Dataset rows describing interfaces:

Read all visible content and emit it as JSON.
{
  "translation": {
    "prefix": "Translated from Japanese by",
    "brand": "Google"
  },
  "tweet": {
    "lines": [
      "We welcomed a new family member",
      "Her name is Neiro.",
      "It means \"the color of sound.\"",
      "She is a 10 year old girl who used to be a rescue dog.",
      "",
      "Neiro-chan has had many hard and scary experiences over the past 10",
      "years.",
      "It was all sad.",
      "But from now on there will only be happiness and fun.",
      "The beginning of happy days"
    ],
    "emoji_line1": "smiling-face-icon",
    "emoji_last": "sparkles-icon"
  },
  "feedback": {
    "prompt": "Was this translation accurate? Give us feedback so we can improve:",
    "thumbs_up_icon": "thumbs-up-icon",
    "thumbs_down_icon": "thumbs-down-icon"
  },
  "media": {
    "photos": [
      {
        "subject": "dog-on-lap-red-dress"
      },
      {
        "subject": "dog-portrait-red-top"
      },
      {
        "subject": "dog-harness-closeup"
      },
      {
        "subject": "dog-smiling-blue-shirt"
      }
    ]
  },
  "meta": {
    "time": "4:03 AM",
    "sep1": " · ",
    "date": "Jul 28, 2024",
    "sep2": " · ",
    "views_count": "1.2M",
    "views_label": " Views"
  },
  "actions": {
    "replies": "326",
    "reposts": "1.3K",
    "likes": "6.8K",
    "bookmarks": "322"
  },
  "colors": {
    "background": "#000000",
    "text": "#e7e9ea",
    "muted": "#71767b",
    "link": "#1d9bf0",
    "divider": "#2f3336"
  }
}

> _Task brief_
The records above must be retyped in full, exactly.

> _Answer for the task_
Read all visible content and emit it as JSON.
{
  "translation": {
    "prefix": "Translated from Japanese by",
    "brand": "Google"
  },
  "tweet": {
    "lines": [
      "We welcomed a new family member",
      "Her name is Neiro.",
      "It means \"the color of sound.\"",
      "She is a 10 year old girl who used to be a rescue dog.",
      "",
      "Neiro-chan has had many hard and scary experiences over the past 10",
      "years.",
      "It was all sad.",
      "But from now on there will only be happiness and fun.",
      "The beginning of happy days"
    ],
    "emoji_line1": "smiling-face-icon",
    "emoji_last": "sparkles-icon"
  },
  "feedback": {
    "prompt": "Was this translation accurate? Give us feedback so we can improve:",
    "thumbs_up_icon": "thumbs-up-icon",
    "thumbs_down_icon": "thumbs-down-icon"
  },
  "media": {
    "photos": [
      {
        "subject": "dog-on-lap-red-dress"
      },
      {
        "subject": "dog-portrait-red-top"
      },
      {
        "subject": "dog-harness-closeup"
      },
      {
        "subject": "dog-smiling-blue-shirt"
      }
    ]
  },
  "meta": {
    "time": "4:03 AM",
    "sep1": " · ",
    "date": "Jul 28, 2024",
    "sep2": " · ",
    "views_count": "1.2M",
    "views_label": " Views"
  },
  "actions": {
    "replies": "326",
    "reposts": "1.3K",
    "likes": "6.8K",
    "bookmarks": "322"
  },
  "colors": {
    "background": "#000000",
    "text": "#e7e9ea",
    "muted": "#71767b",
    "link": "#1d9bf0",
    "divider": "#2f3336"
  }
}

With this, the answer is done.